Summary and Analysis
PART IV Chapter 10. The Idiot
Eight months later, Theo is engaged to Kitsey Barbour, Andy’s younger sister; he ignores his love for Pippa in order to make a commitment to Kitsey. He runs into Boris on the street. Boris, grown and wealthy, reveals to Theo that he secretly stole The Goldfinch in Las Vegas. After an incredibly intoxicated Theo showed him the painting, Boris wrapped up a textbook and switched it with The Goldfinch. Boris has been using the painting as collateral to build his empire—the painting is not in his possession anymore—but vows to return it to Theo.
Theo meets many shady associates of Boris, including Horst, whose apartment is full of fake and stolen art. Boris explains that Horst’s friend Sascha probably has the painting. Boris promises to contact his associates in Antwerp, Belgium, for further information.

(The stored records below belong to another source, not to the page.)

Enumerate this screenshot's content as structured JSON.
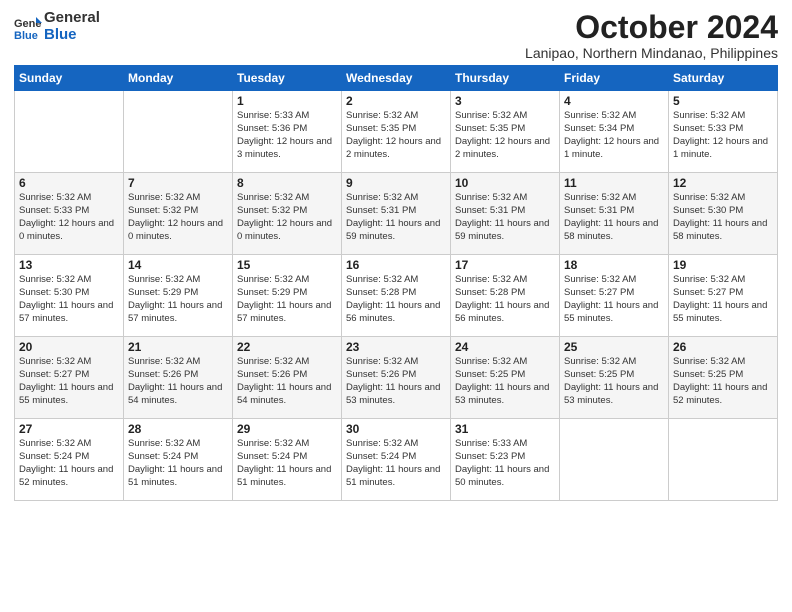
{
  "header": {
    "logo_general": "General",
    "logo_blue": "Blue",
    "month": "October 2024",
    "location": "Lanipao, Northern Mindanao, Philippines"
  },
  "days_of_week": [
    "Sunday",
    "Monday",
    "Tuesday",
    "Wednesday",
    "Thursday",
    "Friday",
    "Saturday"
  ],
  "weeks": [
    [
      {
        "day": "",
        "info": ""
      },
      {
        "day": "",
        "info": ""
      },
      {
        "day": "1",
        "info": "Sunrise: 5:33 AM\nSunset: 5:36 PM\nDaylight: 12 hours\nand 3 minutes."
      },
      {
        "day": "2",
        "info": "Sunrise: 5:32 AM\nSunset: 5:35 PM\nDaylight: 12 hours\nand 2 minutes."
      },
      {
        "day": "3",
        "info": "Sunrise: 5:32 AM\nSunset: 5:35 PM\nDaylight: 12 hours\nand 2 minutes."
      },
      {
        "day": "4",
        "info": "Sunrise: 5:32 AM\nSunset: 5:34 PM\nDaylight: 12 hours\nand 1 minute."
      },
      {
        "day": "5",
        "info": "Sunrise: 5:32 AM\nSunset: 5:33 PM\nDaylight: 12 hours\nand 1 minute."
      }
    ],
    [
      {
        "day": "6",
        "info": "Sunrise: 5:32 AM\nSunset: 5:33 PM\nDaylight: 12 hours\nand 0 minutes."
      },
      {
        "day": "7",
        "info": "Sunrise: 5:32 AM\nSunset: 5:32 PM\nDaylight: 12 hours\nand 0 minutes."
      },
      {
        "day": "8",
        "info": "Sunrise: 5:32 AM\nSunset: 5:32 PM\nDaylight: 12 hours\nand 0 minutes."
      },
      {
        "day": "9",
        "info": "Sunrise: 5:32 AM\nSunset: 5:31 PM\nDaylight: 11 hours\nand 59 minutes."
      },
      {
        "day": "10",
        "info": "Sunrise: 5:32 AM\nSunset: 5:31 PM\nDaylight: 11 hours\nand 59 minutes."
      },
      {
        "day": "11",
        "info": "Sunrise: 5:32 AM\nSunset: 5:31 PM\nDaylight: 11 hours\nand 58 minutes."
      },
      {
        "day": "12",
        "info": "Sunrise: 5:32 AM\nSunset: 5:30 PM\nDaylight: 11 hours\nand 58 minutes."
      }
    ],
    [
      {
        "day": "13",
        "info": "Sunrise: 5:32 AM\nSunset: 5:30 PM\nDaylight: 11 hours\nand 57 minutes."
      },
      {
        "day": "14",
        "info": "Sunrise: 5:32 AM\nSunset: 5:29 PM\nDaylight: 11 hours\nand 57 minutes."
      },
      {
        "day": "15",
        "info": "Sunrise: 5:32 AM\nSunset: 5:29 PM\nDaylight: 11 hours\nand 57 minutes."
      },
      {
        "day": "16",
        "info": "Sunrise: 5:32 AM\nSunset: 5:28 PM\nDaylight: 11 hours\nand 56 minutes."
      },
      {
        "day": "17",
        "info": "Sunrise: 5:32 AM\nSunset: 5:28 PM\nDaylight: 11 hours\nand 56 minutes."
      },
      {
        "day": "18",
        "info": "Sunrise: 5:32 AM\nSunset: 5:27 PM\nDaylight: 11 hours\nand 55 minutes."
      },
      {
        "day": "19",
        "info": "Sunrise: 5:32 AM\nSunset: 5:27 PM\nDaylight: 11 hours\nand 55 minutes."
      }
    ],
    [
      {
        "day": "20",
        "info": "Sunrise: 5:32 AM\nSunset: 5:27 PM\nDaylight: 11 hours\nand 55 minutes."
      },
      {
        "day": "21",
        "info": "Sunrise: 5:32 AM\nSunset: 5:26 PM\nDaylight: 11 hours\nand 54 minutes."
      },
      {
        "day": "22",
        "info": "Sunrise: 5:32 AM\nSunset: 5:26 PM\nDaylight: 11 hours\nand 54 minutes."
      },
      {
        "day": "23",
        "info": "Sunrise: 5:32 AM\nSunset: 5:26 PM\nDaylight: 11 hours\nand 53 minutes."
      },
      {
        "day": "24",
        "info": "Sunrise: 5:32 AM\nSunset: 5:25 PM\nDaylight: 11 hours\nand 53 minutes."
      },
      {
        "day": "25",
        "info": "Sunrise: 5:32 AM\nSunset: 5:25 PM\nDaylight: 11 hours\nand 53 minutes."
      },
      {
        "day": "26",
        "info": "Sunrise: 5:32 AM\nSunset: 5:25 PM\nDaylight: 11 hours\nand 52 minutes."
      }
    ],
    [
      {
        "day": "27",
        "info": "Sunrise: 5:32 AM\nSunset: 5:24 PM\nDaylight: 11 hours\nand 52 minutes."
      },
      {
        "day": "28",
        "info": "Sunrise: 5:32 AM\nSunset: 5:24 PM\nDaylight: 11 hours\nand 51 minutes."
      },
      {
        "day": "29",
        "info": "Sunrise: 5:32 AM\nSunset: 5:24 PM\nDaylight: 11 hours\nand 51 minutes."
      },
      {
        "day": "30",
        "info": "Sunrise: 5:32 AM\nSunset: 5:24 PM\nDaylight: 11 hours\nand 51 minutes."
      },
      {
        "day": "31",
        "info": "Sunrise: 5:33 AM\nSunset: 5:23 PM\nDaylight: 11 hours\nand 50 minutes."
      },
      {
        "day": "",
        "info": ""
      },
      {
        "day": "",
        "info": ""
      }
    ]
  ]
}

Theo sees Kitsey and Tom Cable kissing and realizes that she is in love with Tom, just as he is in love with Pippa. Theo and Kitsey talk and agree that they have a solid-but-unloving relationship that they should continue.
At his engagement party, Theo meets Lucius Reeve’s business partner, who threatens to expose Theo’s antiques restoration scam. Boris tells Theo they must leave immediately to track down the painting overseas.
Theo’s love for Pippa, of which she seems blissfully unaware, makes him miserable and distracted. In contrast to his true love for Pippa is his unemotional “love” for Kitsey. Kitsey is the more sensible, rational choice for him and his future. Through sheer force of will, Theo tries to make his relationship with Kitsey work. When he finds out that Kitsey is in the same position he is, loving someone she can never be with, they convince one another that the prudent choice is to remain together.
The false perception of love between Theo and Kitsey parallels the deception of the paintings in Horst’s apartment—forgeries, not authentic originals—and Hobie’s restored antiques that Theo sells as originals. The value of a painting or an antique, be it a fake or an original, ultimately is decided by the buyer, not the seller. This perceived value speaks to Theo’s emotional relationship with The Goldfinch, which he has thought to be in his possession for years but in truth has been a textbook wrapped in layers of material and tape. Nonetheless, his belief that he’s had the priceless masterpiece is what is most important, not the painting itself, because he has created a connection between the painting and his dead mother. Perception is more important than reality.